Dataset excerpts:
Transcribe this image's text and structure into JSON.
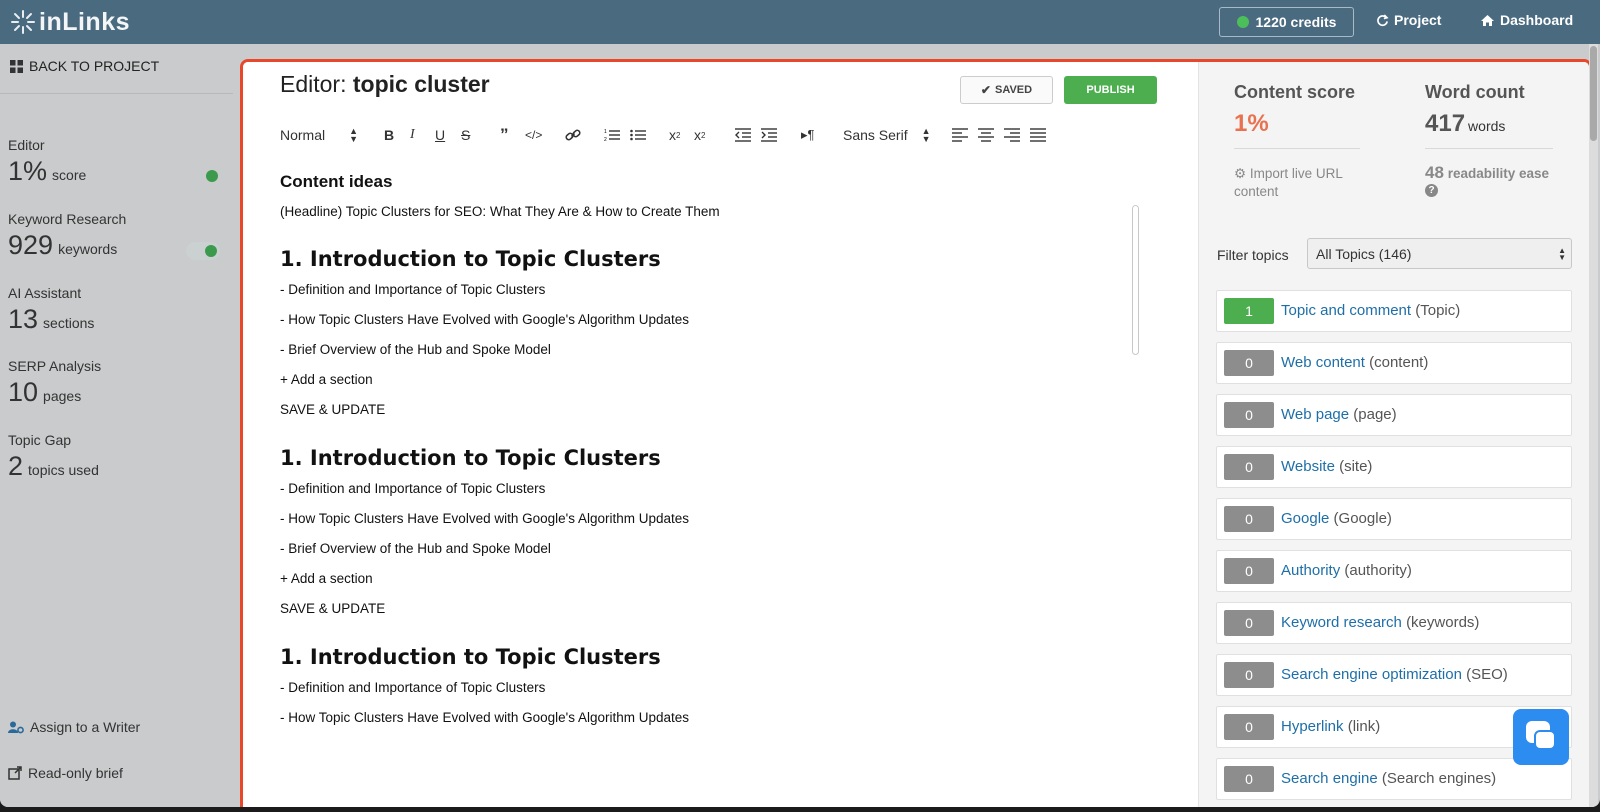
{
  "topbar": {
    "logo": "inLinks",
    "credits": "1220 credits",
    "project": "Project",
    "dashboard": "Dashboard"
  },
  "sidebar": {
    "back": "BACK TO PROJECT",
    "metrics": [
      {
        "title": "Editor",
        "value": "1%",
        "unit": "score"
      },
      {
        "title": "Keyword Research",
        "value": "929",
        "unit": "keywords"
      },
      {
        "title": "AI Assistant",
        "value": "13",
        "unit": "sections"
      },
      {
        "title": "SERP Analysis",
        "value": "10",
        "unit": "pages"
      },
      {
        "title": "Topic Gap",
        "value": "2",
        "unit": "topics used"
      }
    ],
    "assign": "Assign to a Writer",
    "readonly": "Read-only brief"
  },
  "editor": {
    "title_prefix": "Editor:",
    "title_name": "topic cluster",
    "saved": "SAVED",
    "publish": "PUBLISH",
    "toolbar": {
      "format": "Normal",
      "font": "Sans Serif"
    },
    "content_title": "Content ideas",
    "headline": "(Headline) Topic Clusters for SEO: What They Are & How to Create Them",
    "blocks": [
      {
        "heading": "1. Introduction to Topic Clusters",
        "items": [
          "- Definition and Importance of Topic Clusters",
          "- How Topic Clusters Have Evolved with Google's Algorithm Updates",
          "- Brief Overview of the Hub and Spoke Model"
        ],
        "add": "+ Add a section",
        "save": "SAVE & UPDATE"
      },
      {
        "heading": "1. Introduction to Topic Clusters",
        "items": [
          "- Definition and Importance of Topic Clusters",
          "- How Topic Clusters Have Evolved with Google's Algorithm Updates",
          "- Brief Overview of the Hub and Spoke Model"
        ],
        "add": "+ Add a section",
        "save": "SAVE & UPDATE"
      },
      {
        "heading": "1. Introduction to Topic Clusters",
        "items": [
          "- Definition and Importance of Topic Clusters",
          "- How Topic Clusters Have Evolved with Google's Algorithm Updates"
        ]
      }
    ]
  },
  "panel": {
    "content_score_label": "Content score",
    "content_score": "1%",
    "word_count_label": "Word count",
    "word_count": "417",
    "word_unit": "words",
    "import": "Import live URL content",
    "readability_num": "48",
    "readability_text": "readability ease",
    "filter_label": "Filter topics",
    "filter_value": "All Topics (146)",
    "topics": [
      {
        "count": "1",
        "name": "Topic and comment",
        "kw": "(Topic)",
        "active": true
      },
      {
        "count": "0",
        "name": "Web content",
        "kw": "(content)"
      },
      {
        "count": "0",
        "name": "Web page",
        "kw": "(page)"
      },
      {
        "count": "0",
        "name": "Website",
        "kw": "(site)"
      },
      {
        "count": "0",
        "name": "Google",
        "kw": "(Google)"
      },
      {
        "count": "0",
        "name": "Authority",
        "kw": "(authority)"
      },
      {
        "count": "0",
        "name": "Keyword research",
        "kw": "(keywords)"
      },
      {
        "count": "0",
        "name": "Search engine optimization",
        "kw": "(SEO)"
      },
      {
        "count": "0",
        "name": "Hyperlink",
        "kw": "(link)"
      },
      {
        "count": "0",
        "name": "Search engine",
        "kw": "(Search engines)"
      }
    ]
  },
  "colors": {
    "topbar": "#4a6a80",
    "accent_green": "#4cae4f",
    "score_orange": "#e8724f",
    "frame_outline": "#e8472a",
    "link_blue": "#1e6fa8"
  }
}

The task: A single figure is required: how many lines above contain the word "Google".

Response to this task: 5